Friday, June 3, 2011
The Yakama Nation and Washington Department of Fish and Wildlife opened the Yakima Reservation boundary Reach to spring Chinook fishing today, June 3. The aseason will extend through Thursday, June 30.
The species that can be taken are hatchery Chinook salmon.
Anglers are allowed to fish on the Yakima River from the Highway 223 Bridge (at Granger) upstream to the Burlington Northern railroad bridge, approximately 1,200 feet downstream of the Sunnyside (Parker) Diversion Dam (20.9 river miles).
The Yakama Nation and the Washington Department of Fish and Wildlife fishery managers are forecasting a harvestable return of adult hatchery spring Chinook salmon to the Yakima River in 2011. Opening the "Reservation Boundary Reach" increases opportunity to harvest hatchery spring Chinook in one of the most productive sections of the Yakima River for salmon fishing.
Non-tribal anglers who fish from either river bank (north or south shore), islands or from boats (or other floating devices) in the river reach bordering the Yakama Nation Reservation, extending from the SR 223 Granger Bridge upstream to the Burlington Northern railroad bridge downstream of Sunnyside Dam, must purchase a Yakama Nation tribal fishing permit, in addition to a 2011 WDFW freshwater fishing license and the Columbia River Salmon/Steelhead Endorsement. This section of river bordering the reservation is open to salmon fishing for non-tribal members courtesy of the Yakama Nation.
There is a daily limit of two hatchery Chinook, with a minimum size of 12 inches.

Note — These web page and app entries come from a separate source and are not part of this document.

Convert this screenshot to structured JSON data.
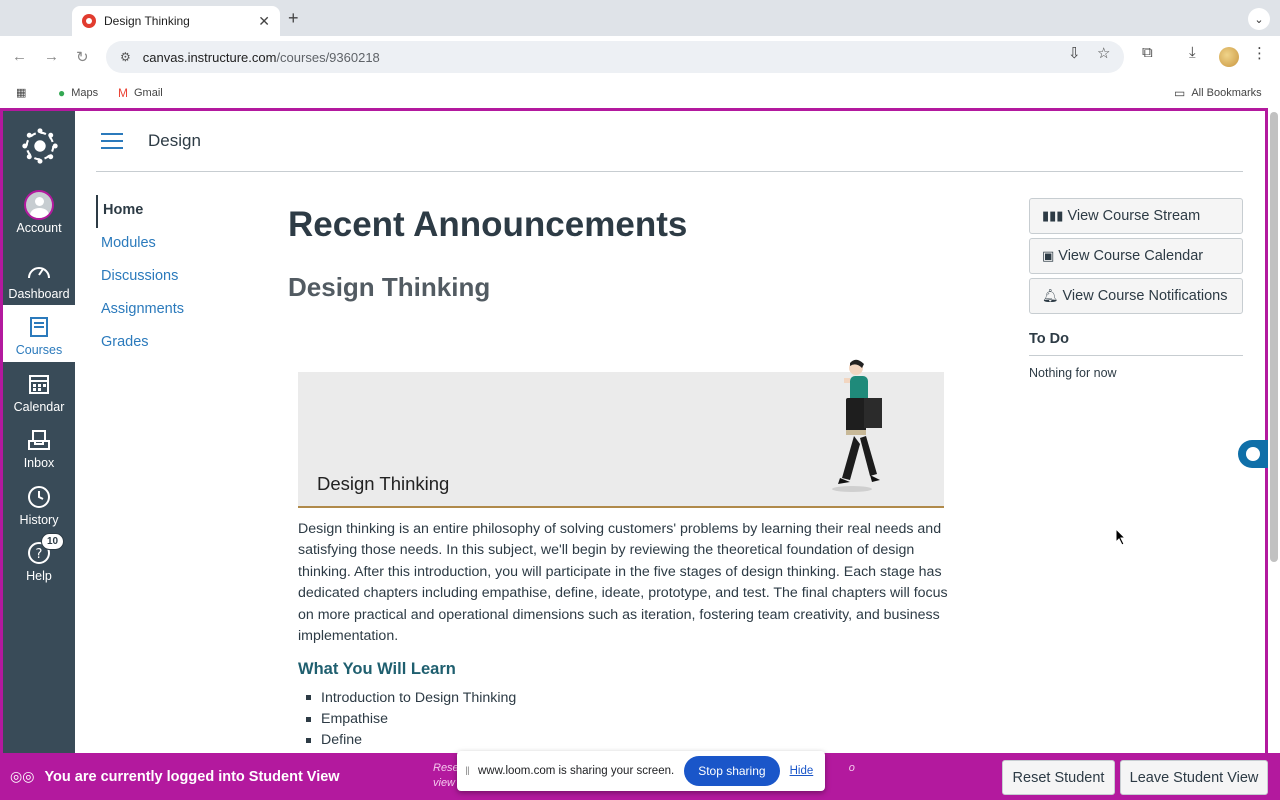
{
  "browser": {
    "tab_title": "Design Thinking",
    "tab_close": "✕",
    "new_tab": "+",
    "url_host": "canvas.instructure.com",
    "url_path": "/courses/9360218",
    "bookmarks": [
      {
        "label": "Maps",
        "icon": "maps-icon"
      },
      {
        "label": "Gmail",
        "icon": "gmail-icon"
      }
    ],
    "all_bookmarks": "All Bookmarks"
  },
  "global_nav": [
    {
      "label": "Account",
      "icon": "account-avatar"
    },
    {
      "label": "Dashboard",
      "icon": "dashboard-icon"
    },
    {
      "label": "Courses",
      "icon": "courses-icon",
      "active": true
    },
    {
      "label": "Calendar",
      "icon": "calendar-icon"
    },
    {
      "label": "Inbox",
      "icon": "inbox-icon"
    },
    {
      "label": "History",
      "icon": "history-icon"
    },
    {
      "label": "Help",
      "icon": "help-icon",
      "badge": "10"
    }
  ],
  "header": {
    "breadcrumb": "Design"
  },
  "course_nav": [
    "Home",
    "Modules",
    "Discussions",
    "Assignments",
    "Grades"
  ],
  "main": {
    "heading": "Recent Announcements",
    "announcement_title": "Design Thinking",
    "banner_title": "Design Thinking",
    "description": "Design thinking is an entire philosophy of solving customers' problems by learning their real needs and satisfying those needs. In this subject, we'll begin by reviewing the theoretical foundation of design thinking. After this introduction, you will participate in the five stages of design thinking. Each stage has dedicated chapters including empathise, define, ideate, prototype, and test. The final chapters will focus on more practical and operational dimensions such as iteration, fostering team creativity, and business implementation.",
    "learn_heading": "What You Will Learn",
    "learn_items": [
      "Introduction to Design Thinking",
      "Empathise",
      "Define"
    ]
  },
  "sidebar": {
    "buttons": [
      {
        "label": "View Course Stream",
        "icon": "stream-icon"
      },
      {
        "label": "View Course Calendar",
        "icon": "calendar-icon"
      },
      {
        "label": "View Course Notifications",
        "icon": "bell-icon"
      }
    ],
    "todo_heading": "To Do",
    "todo_empty": "Nothing for now"
  },
  "student_view": {
    "message": "You are currently logged into Student View",
    "muted_line1": "Rese",
    "muted_line1_end": "o",
    "muted_line2": "view",
    "reset_button": "Reset Student",
    "leave_button": "Leave Student View"
  },
  "screen_share": {
    "message": "www.loom.com is sharing your screen.",
    "stop_label": "Stop sharing",
    "hide_label": "Hide"
  },
  "colors": {
    "student_view_accent": "#b3199e",
    "nav_bg": "#394b58",
    "link": "#2b7abc"
  }
}
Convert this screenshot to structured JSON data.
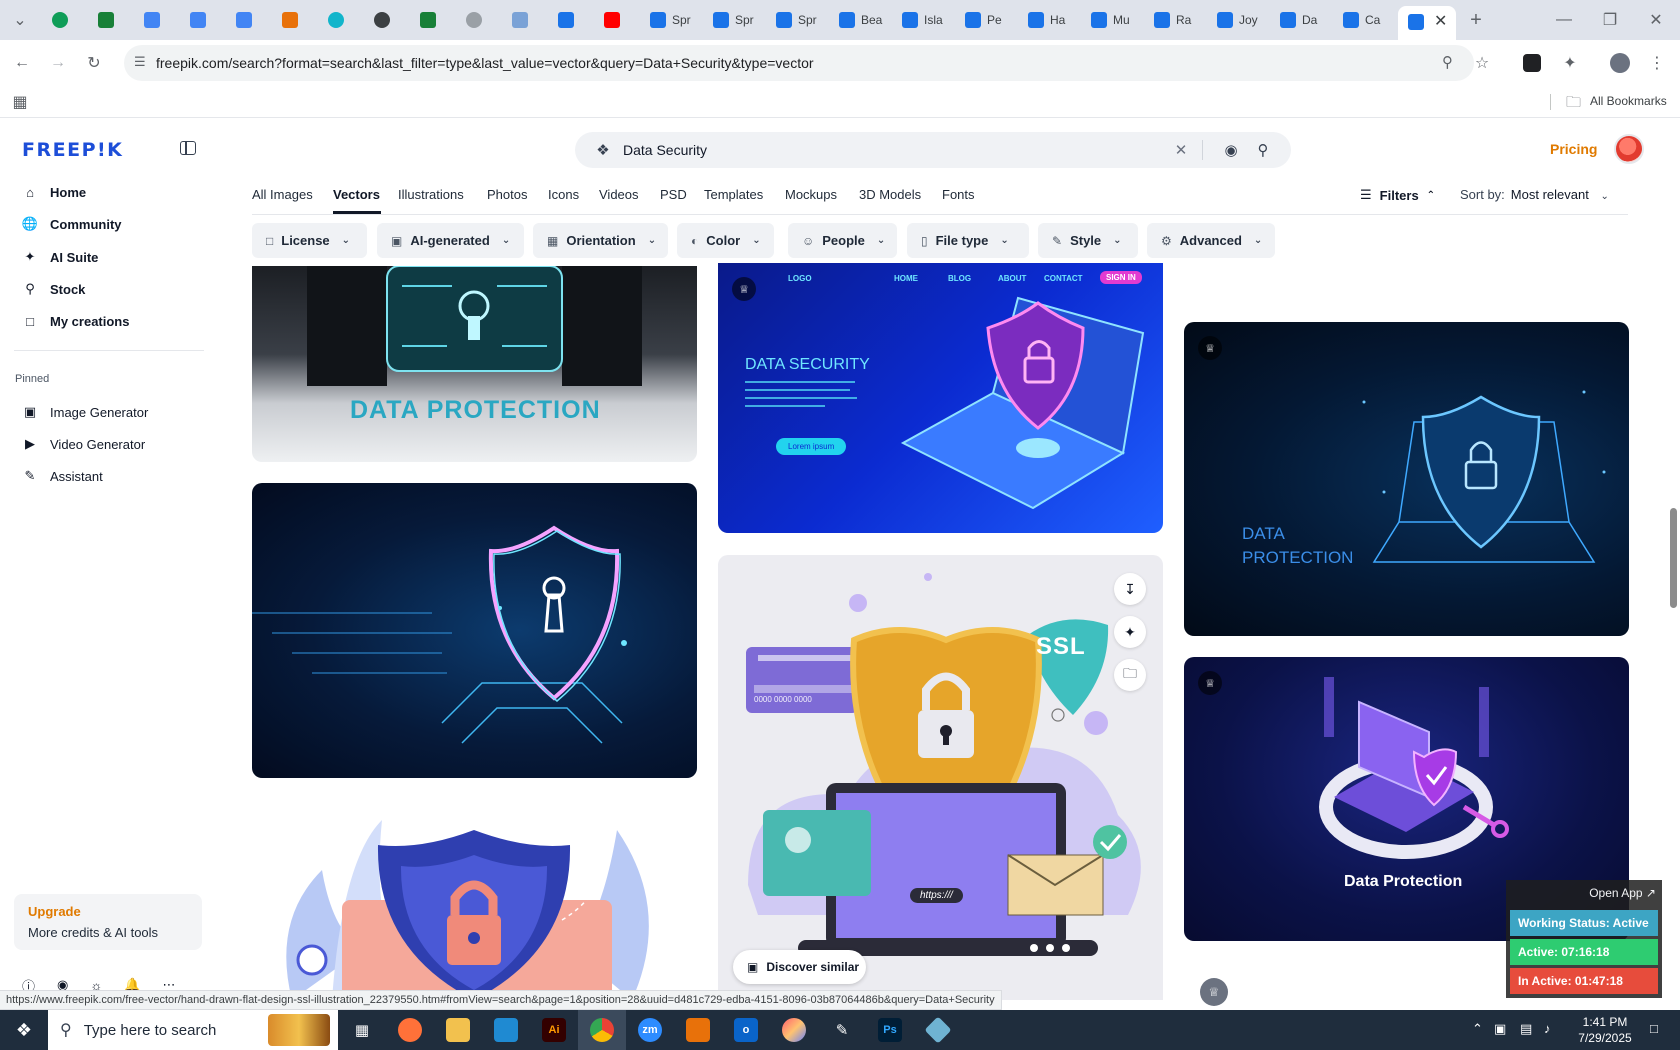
{
  "browser": {
    "tabs": [
      "Spr",
      "Spr",
      "Spr",
      "Bea",
      "Isla",
      "Pe",
      "Ha",
      "Mu",
      "Ra",
      "Joy",
      "Da",
      "Ca"
    ],
    "url": "freepik.com/search?format=search&last_filter=type&last_value=vector&query=Data+Security&type=vector",
    "all_bookmarks": "All Bookmarks",
    "status_url": "https://www.freepik.com/free-vector/hand-drawn-flat-design-ssl-illustration_22379550.htm#fromView=search&page=1&position=28&uuid=d481c729-edba-4151-8096-03b87064486b&query=Data+Security"
  },
  "sidebar": {
    "logo": "FREEP!K",
    "items": [
      {
        "label": "Home",
        "icon": "home-icon"
      },
      {
        "label": "Community",
        "icon": "globe-icon"
      },
      {
        "label": "AI Suite",
        "icon": "sparkle-icon"
      },
      {
        "label": "Stock",
        "icon": "search-icon"
      },
      {
        "label": "My creations",
        "icon": "folder-icon"
      }
    ],
    "pinned_label": "Pinned",
    "pinned": [
      {
        "label": "Image Generator",
        "icon": "image-icon"
      },
      {
        "label": "Video Generator",
        "icon": "video-icon"
      },
      {
        "label": "Assistant",
        "icon": "chat-icon"
      }
    ],
    "upgrade": {
      "title": "Upgrade",
      "subtitle": "More credits & AI tools"
    }
  },
  "search": {
    "value": "Data Security"
  },
  "header": {
    "pricing": "Pricing"
  },
  "type_tabs": [
    "All Images",
    "Vectors",
    "Illustrations",
    "Photos",
    "Icons",
    "Videos",
    "PSD",
    "Templates",
    "Mockups",
    "3D Models",
    "Fonts"
  ],
  "active_tab": "Vectors",
  "filters": {
    "label": "Filters",
    "sort_label": "Sort by:",
    "sort_value": "Most relevant"
  },
  "chips": [
    "License",
    "AI-generated",
    "Orientation",
    "Color",
    "People",
    "File type",
    "Style",
    "Advanced"
  ],
  "image_text": {
    "card1": "DATA PROTECTION",
    "card3_nav": [
      "LOGO",
      "HOME",
      "BLOG",
      "ABOUT",
      "CONTACT",
      "SIGN IN"
    ],
    "card3_title": "DATA SECURITY",
    "card3_btn": "Lorem ipsum",
    "card4_ssl": "SSL",
    "card4_card_number": "0000 0000 0000",
    "card4_https": "https:///",
    "card5_title": "DATA\nPROTECTION",
    "card6_title": "Data Protection"
  },
  "discover_similar": "Discover similar",
  "widget": {
    "open_app": "Open App ↗",
    "status": "Working Status: Active",
    "active": "Active: 07:16:18",
    "inactive": "In Active: 01:47:18"
  },
  "taskbar": {
    "search_placeholder": "Type here to search",
    "time": "1:41 PM",
    "date": "7/29/2025"
  },
  "colors": {
    "accent": "#1d4ed8",
    "pricing": "#e07a00",
    "widget_status": "#3da5c4",
    "widget_active": "#2ecc71",
    "widget_inactive": "#e74c3c"
  }
}
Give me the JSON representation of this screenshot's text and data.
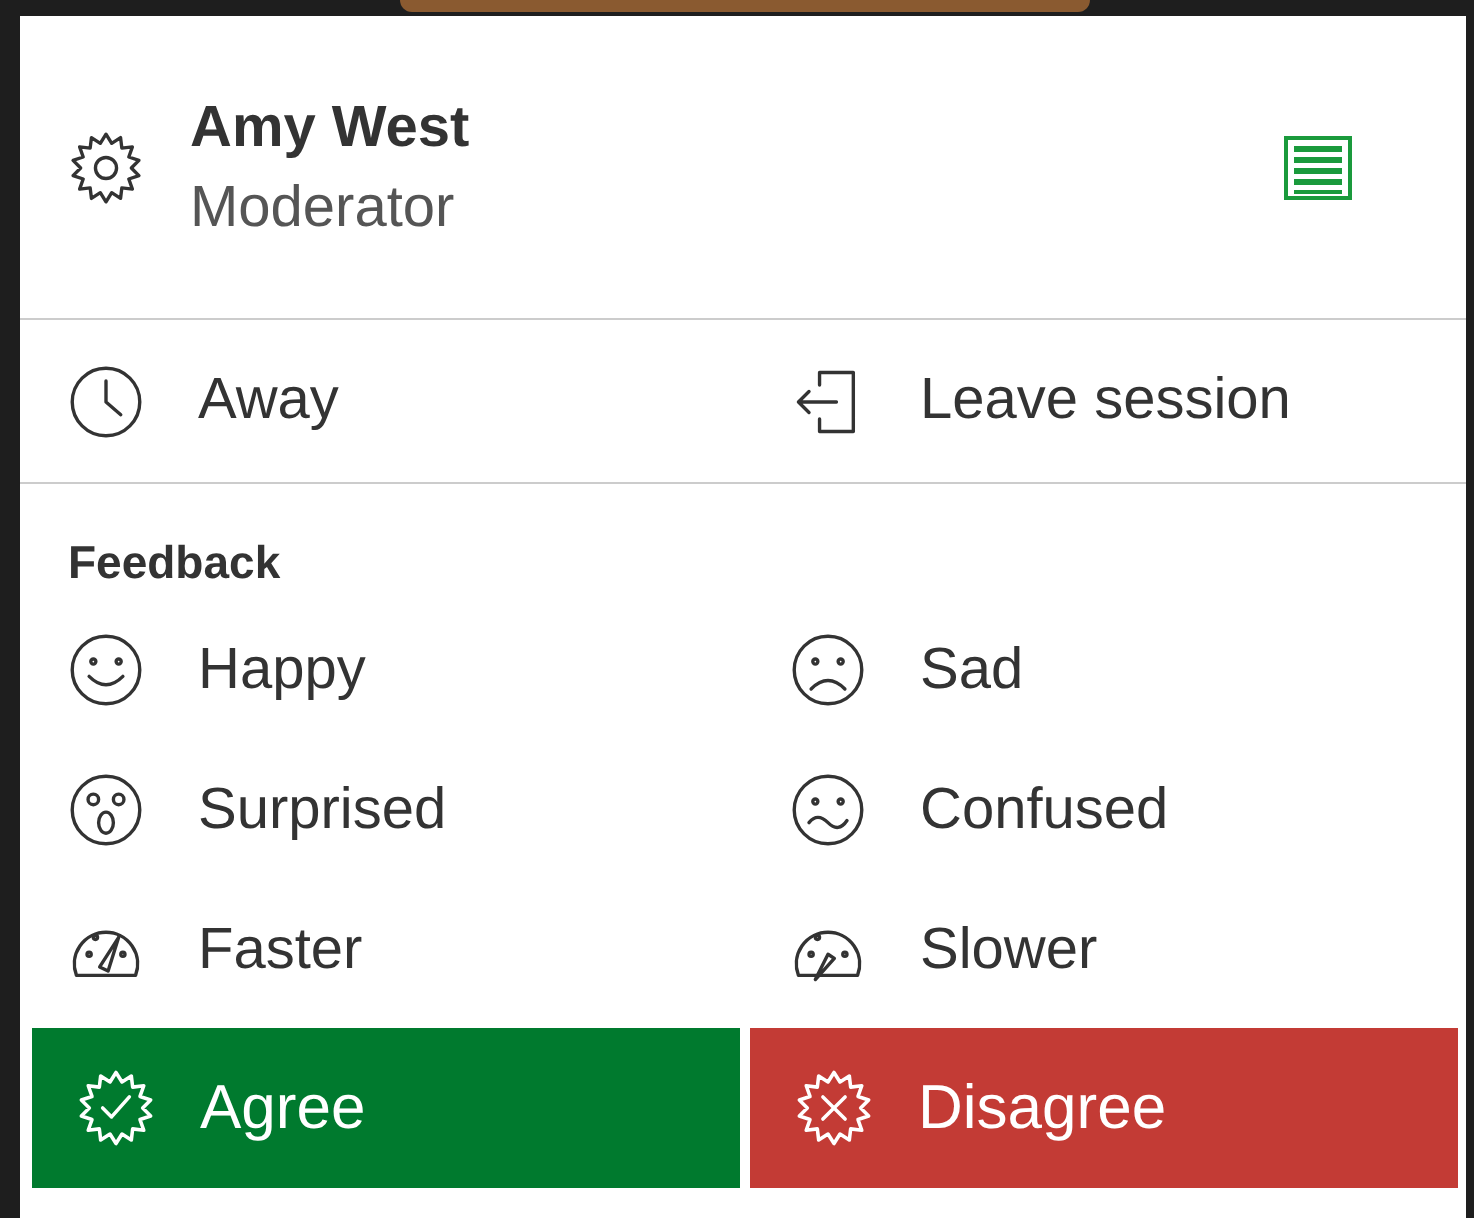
{
  "user": {
    "name": "Amy West",
    "role": "Moderator"
  },
  "actions": [
    {
      "kind": "away",
      "label": "Away"
    },
    {
      "kind": "leave",
      "label": "Leave session"
    }
  ],
  "feedback": {
    "title": "Feedback",
    "items": [
      {
        "kind": "happy",
        "label": "Happy"
      },
      {
        "kind": "sad",
        "label": "Sad"
      },
      {
        "kind": "surprised",
        "label": "Surprised"
      },
      {
        "kind": "confused",
        "label": "Confused"
      },
      {
        "kind": "faster",
        "label": "Faster"
      },
      {
        "kind": "slower",
        "label": "Slower"
      }
    ]
  },
  "buttons": [
    {
      "kind": "agree",
      "label": "Agree",
      "color": "#007a2e"
    },
    {
      "kind": "disagree",
      "label": "Disagree",
      "color": "#c33b35"
    }
  ]
}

Hatchery salmon are identified by a missing adipose fin and a healed scar in the location of the missing fin. Wild salmon (adipose fin intact) must be immediately released unharmed and cannot be removed from the water prior to release.
There is a special gear restriction for all species of fish taken from the river. Only one, single (point), barbless hook with a hook gap from point to shank of 3/4 inch or less is permitted. Use of bait is allowed.
No fishing in the Yakima River is allowed during night-time hours.
Tribal and state officials note, however, that fishing for steelhead remains closed. All steelhead must be immediately released unharmed and cannot be removed from the water prior to release.